iW: I was particularly intrigued by the ambivalent attitude your film takes towards how the adults treat the children. Just how narcissistic and self-involved do you consider the parents of the commune days?
Moodysson: Quite a lot. But they also are really trying. They’re not doing it because of sheer malevolency, they’re doing it because they are trying to change their own lives and see if there are different possible ways of living. But that is one of the bad things about this ’70s environment. Some kids — not all — were really neglected and exposed to things they should not have been exposed to. For example, adult sexuality. I’ve spoken to so many people who grew up in communes and had these terrible experiences of being too close to adult sexuality. For example, parents showing their kids how to masturbate. Things like that. You shouldn’t do that. I totally sympathize with experimentation but you must also have some kind of limits.
iW: How do you get such good performances out of your child actors?
Moodysson: I find the best. I find those that can relax and have some kind of understanding of the part that they are playing. And then I give them freedom. In American films, you see a lot of children who are really cutesy and totally unreal. Now that would be interesting to do: make an American children’s movie.
iW: A propos, any desire in general to live and work in America?
Moodysson: Not to live, but work, yes.
iW: I would have thought the big Hollywood machinery is not your style…
Moodysson: I don’t think I’d have any problem making films my own way. It would be easy for me to make an American film in America because I don’t have that much respect for the American film industry. Whereas most directors from Europe and Sweden who go to Hollywood dream of a Hollywood career, which is not for me. But there are some subjects that interest me in America. Like the health insurance system.
iW: How would you make that film hopeful? It seems to me a pretty hopeless situation.
Moodysson: I would make a film about people who’d start a revolution. It’s also interesting to make films from an outsider’s perspective. I like the idea of looking at things from the outside. And it works both ways. For example, what if a good American director came to Sweden to make a film about Sweden? That could be very interesting.
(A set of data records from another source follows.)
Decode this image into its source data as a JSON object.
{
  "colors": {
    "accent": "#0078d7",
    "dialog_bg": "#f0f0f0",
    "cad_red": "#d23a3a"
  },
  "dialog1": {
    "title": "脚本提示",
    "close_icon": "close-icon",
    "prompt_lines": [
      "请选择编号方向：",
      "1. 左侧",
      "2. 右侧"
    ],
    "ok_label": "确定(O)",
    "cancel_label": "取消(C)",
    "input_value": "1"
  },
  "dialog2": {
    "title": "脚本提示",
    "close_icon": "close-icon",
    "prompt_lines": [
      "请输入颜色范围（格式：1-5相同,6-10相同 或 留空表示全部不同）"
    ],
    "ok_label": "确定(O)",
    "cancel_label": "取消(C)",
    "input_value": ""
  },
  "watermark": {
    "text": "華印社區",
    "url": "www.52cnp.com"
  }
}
iW: I can’t help but think of Colin Nutley who came from England